These are skills that are not often found in the same person but that are powerful combinations. Great sports teams are built on these complementary skills: the pitcher and the catcher in baseball; the goalkeeper and the defense in soccer (or football for the international audience); the helmsman and trimmers and the navigator on a racing sailboat.

Trimmer trims sails, watches other boasts & immediate situation
Helmsman steers boat, makes immediate tactical decisions
Navigator looks for wind weather and tidal changes, gets the boat where it should be

On technical teams, the UI designer and front-end engineer are strong complementary skills, as are the front-end and back-end developers. Our research suggests that project manager and client manager are also complementary skills, not often found in the same person!

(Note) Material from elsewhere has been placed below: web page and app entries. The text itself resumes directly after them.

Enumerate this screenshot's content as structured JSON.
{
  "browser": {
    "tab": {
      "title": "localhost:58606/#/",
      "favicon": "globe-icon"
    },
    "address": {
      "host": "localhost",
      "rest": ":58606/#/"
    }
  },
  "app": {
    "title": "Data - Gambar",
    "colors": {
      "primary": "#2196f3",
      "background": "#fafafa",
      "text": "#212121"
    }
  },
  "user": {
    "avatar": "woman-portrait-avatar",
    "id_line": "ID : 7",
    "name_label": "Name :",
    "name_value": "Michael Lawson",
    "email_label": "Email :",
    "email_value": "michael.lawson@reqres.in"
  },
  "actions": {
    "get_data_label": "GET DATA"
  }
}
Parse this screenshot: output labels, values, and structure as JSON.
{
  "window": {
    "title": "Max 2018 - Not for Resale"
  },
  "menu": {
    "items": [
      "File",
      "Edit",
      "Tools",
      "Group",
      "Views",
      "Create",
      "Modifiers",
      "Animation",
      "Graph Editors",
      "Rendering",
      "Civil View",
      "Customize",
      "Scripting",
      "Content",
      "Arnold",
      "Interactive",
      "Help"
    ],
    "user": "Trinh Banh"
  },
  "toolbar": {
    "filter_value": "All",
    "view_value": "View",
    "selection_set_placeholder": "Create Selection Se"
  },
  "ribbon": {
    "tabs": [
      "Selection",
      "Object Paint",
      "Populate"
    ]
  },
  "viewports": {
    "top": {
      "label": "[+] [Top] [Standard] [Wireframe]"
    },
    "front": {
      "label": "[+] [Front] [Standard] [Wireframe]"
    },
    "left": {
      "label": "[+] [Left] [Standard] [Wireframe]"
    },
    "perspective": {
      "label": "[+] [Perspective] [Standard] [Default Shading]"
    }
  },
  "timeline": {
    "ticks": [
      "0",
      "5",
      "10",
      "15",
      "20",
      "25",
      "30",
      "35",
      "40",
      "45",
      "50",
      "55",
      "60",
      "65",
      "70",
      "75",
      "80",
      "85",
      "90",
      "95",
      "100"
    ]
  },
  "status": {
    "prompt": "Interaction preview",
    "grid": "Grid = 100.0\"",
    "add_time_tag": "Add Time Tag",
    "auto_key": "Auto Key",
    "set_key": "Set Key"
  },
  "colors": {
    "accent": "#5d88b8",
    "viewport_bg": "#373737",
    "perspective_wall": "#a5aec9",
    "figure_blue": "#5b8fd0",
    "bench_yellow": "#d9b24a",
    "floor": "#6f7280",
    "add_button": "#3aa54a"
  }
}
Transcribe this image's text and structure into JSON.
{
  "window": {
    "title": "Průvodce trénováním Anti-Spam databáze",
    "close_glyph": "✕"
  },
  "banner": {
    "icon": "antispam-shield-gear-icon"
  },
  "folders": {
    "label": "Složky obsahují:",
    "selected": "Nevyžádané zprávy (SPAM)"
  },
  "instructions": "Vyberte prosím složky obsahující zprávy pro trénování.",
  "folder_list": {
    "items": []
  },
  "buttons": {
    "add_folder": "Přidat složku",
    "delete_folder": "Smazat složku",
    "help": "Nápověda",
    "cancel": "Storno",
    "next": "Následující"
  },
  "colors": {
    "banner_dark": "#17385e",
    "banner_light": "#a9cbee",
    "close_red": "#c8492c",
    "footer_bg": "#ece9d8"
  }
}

Connecting Skills
We discovered connecting skills during research that David Botta was doing on how people organize their own skills. David is a senior developer at TeamFit, a role he combines with user research and investigations of the best ways to visualize our data.

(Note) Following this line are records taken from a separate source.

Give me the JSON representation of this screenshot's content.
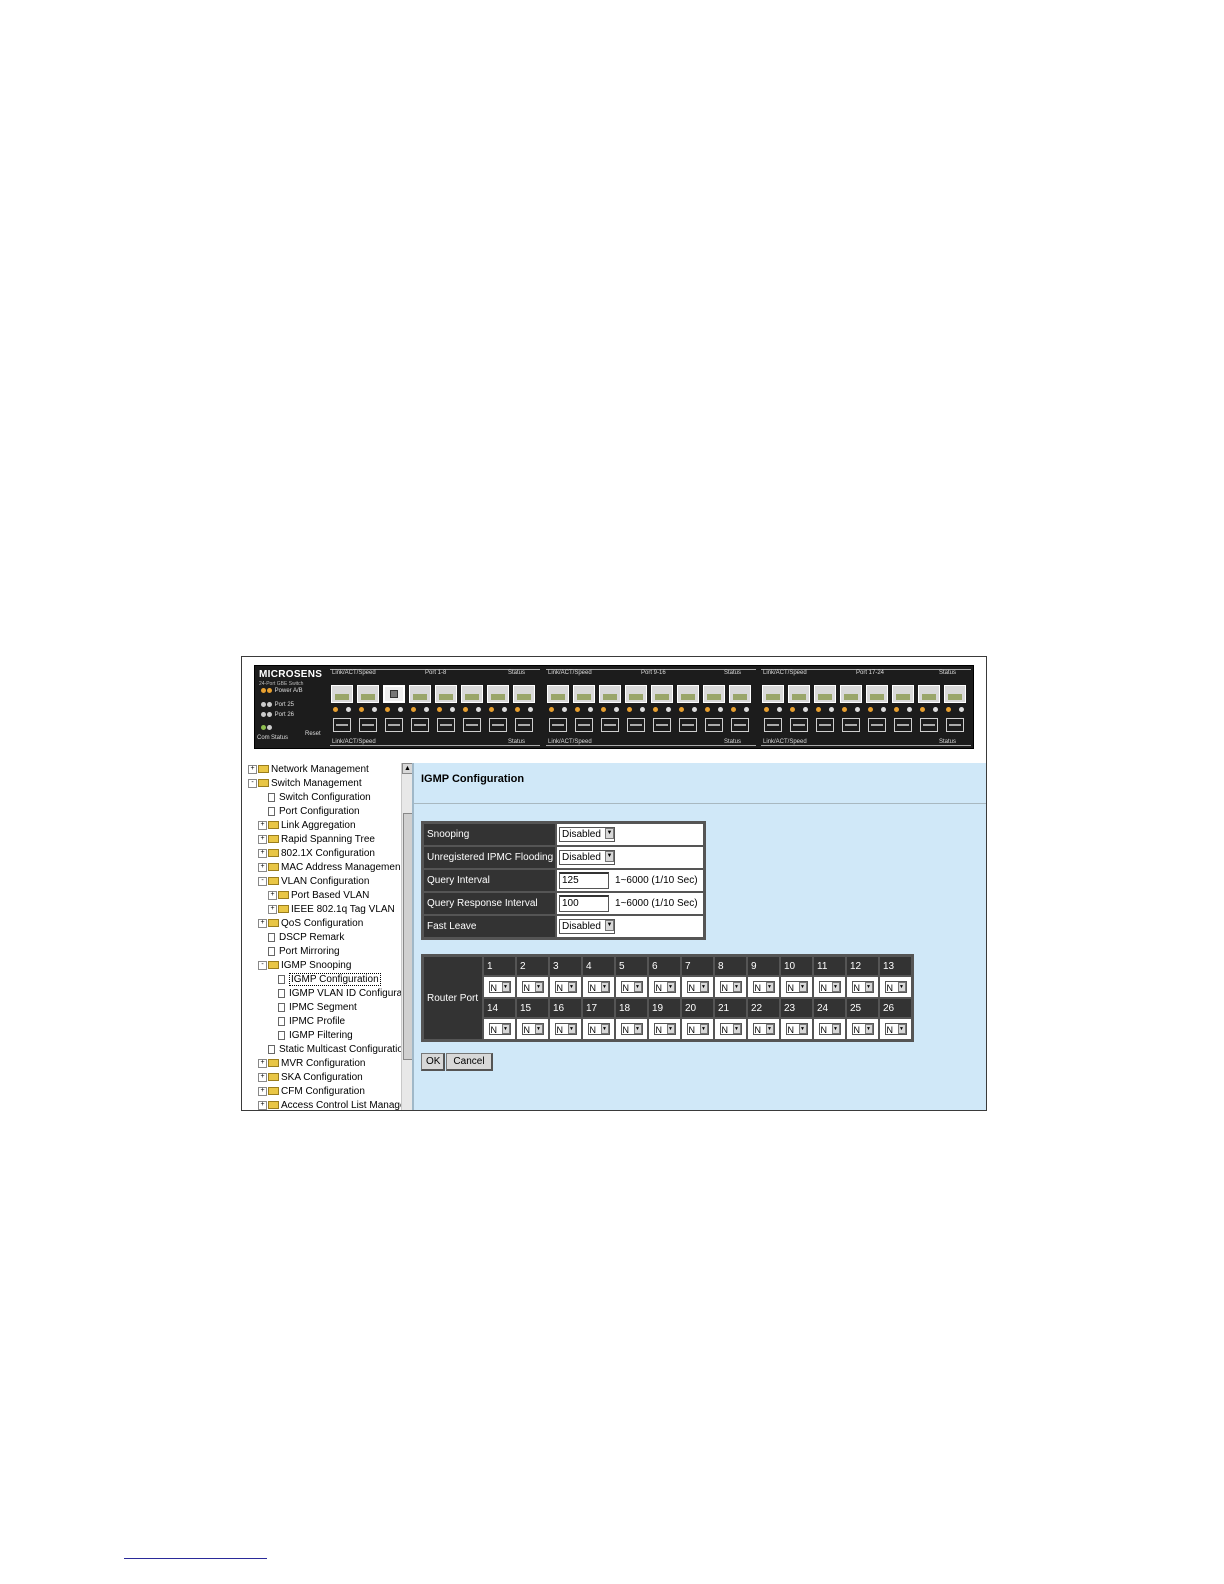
{
  "device": {
    "brand": "MICROSENS",
    "model": "24-Port GBE Switch",
    "legend": {
      "power": "Power A/B",
      "port25": "Port 25",
      "port26": "Port 26",
      "com": "Com",
      "status": "Status",
      "reset": "Reset"
    },
    "groups": [
      {
        "top_left": "Link/ACT/Speed",
        "title": "Port 1-8",
        "top_right": "Status",
        "bottom_left": "Link/ACT/Speed",
        "bottom_right": "Status"
      },
      {
        "top_left": "Link/ACT/Speed",
        "title": "Port 9-16",
        "top_right": "Status",
        "bottom_left": "Link/ACT/Speed",
        "bottom_right": "Status"
      },
      {
        "top_left": "Link/ACT/Speed",
        "title": "Port 17-24",
        "top_right": "Status",
        "bottom_left": "Link/ACT/Speed",
        "bottom_right": "Status"
      }
    ]
  },
  "sidebar": {
    "items": [
      "Network Management",
      "Switch Management",
      "Switch Configuration",
      "Port Configuration",
      "Link Aggregation",
      "Rapid Spanning Tree",
      "802.1X Configuration",
      "MAC Address Managemen",
      "VLAN Configuration",
      "Port Based VLAN",
      "IEEE 802.1q Tag VLAN",
      "QoS Configuration",
      "DSCP Remark",
      "Port Mirroring",
      "IGMP Snooping",
      "IGMP Configuration",
      "IGMP VLAN ID Configura",
      "IPMC Segment",
      "IPMC Profile",
      "IGMP Filtering",
      "Static Multicast Configuratio",
      "MVR Configuration",
      "SKA Configuration",
      "CFM Configuration",
      "Access Control List Manage"
    ]
  },
  "main": {
    "title": "IGMP Configuration",
    "settings": {
      "snooping_label": "Snooping",
      "snooping_value": "Disabled",
      "flooding_label": "Unregistered IPMC Flooding",
      "flooding_value": "Disabled",
      "query_interval_label": "Query Interval",
      "query_interval_value": "125",
      "query_interval_hint": "1~6000 (1/10 Sec)",
      "query_response_label": "Query Response Interval",
      "query_response_value": "100",
      "query_response_hint": "1~6000 (1/10 Sec)",
      "fast_leave_label": "Fast Leave",
      "fast_leave_value": "Disabled"
    },
    "router_port": {
      "label": "Router Port",
      "row1": [
        "1",
        "2",
        "3",
        "4",
        "5",
        "6",
        "7",
        "8",
        "9",
        "10",
        "11",
        "12",
        "13"
      ],
      "row2": [
        "14",
        "15",
        "16",
        "17",
        "18",
        "19",
        "20",
        "21",
        "22",
        "23",
        "24",
        "25",
        "26"
      ],
      "value": "N"
    },
    "ok_label": "OK",
    "cancel_label": "Cancel"
  }
}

When people are invited to group their skills they tend to have certain skills that they place between clusters, and when questioned on this say that ‘these are the skills that connect the two clusters and allow me to use them together on the same projects.

Further investigation found that the same thing happens between people. There are connecting skills that people with different roles from different disciplines use to communicate with each other. On the racing yacht, the trimmer and helmsman share a language of boat speed and apparent wind and can quickly communicate subtle changes in wave shape and boat motion. The navigator and helmsman communicate in a shared language of course made good (the boat’s actual path through the water accounting for drift, which is different from the compass course), weather systems, tides and competitive strategy.

People generally need to engage in a conversation to discover their connecting skills. TeamFit can help surface these skills and make sure that there are connections across the team. The team leader then needs to surface these connecting skills and make sure that people are aware of and are taking advantage of them.

Attitudes and soft skills are important for collaboration but they are not enough. A good team will have diversified skills, with lots of complementary pairings, but it will also have a lines of connecting skills that knit the team together.

For a deep investigation of how cognition, memory and decision-making are shared across teams, we recommend Edwin Hutchins astonishing book Cognition in the Wild which explores how people in the US Navy communicate in emergency situations and how Polynesian navigators travel from one island to another.Top image by Kurt Arrigo/Rolex for Sail Magazine. Several of the people at TeamFit are passionate sailors.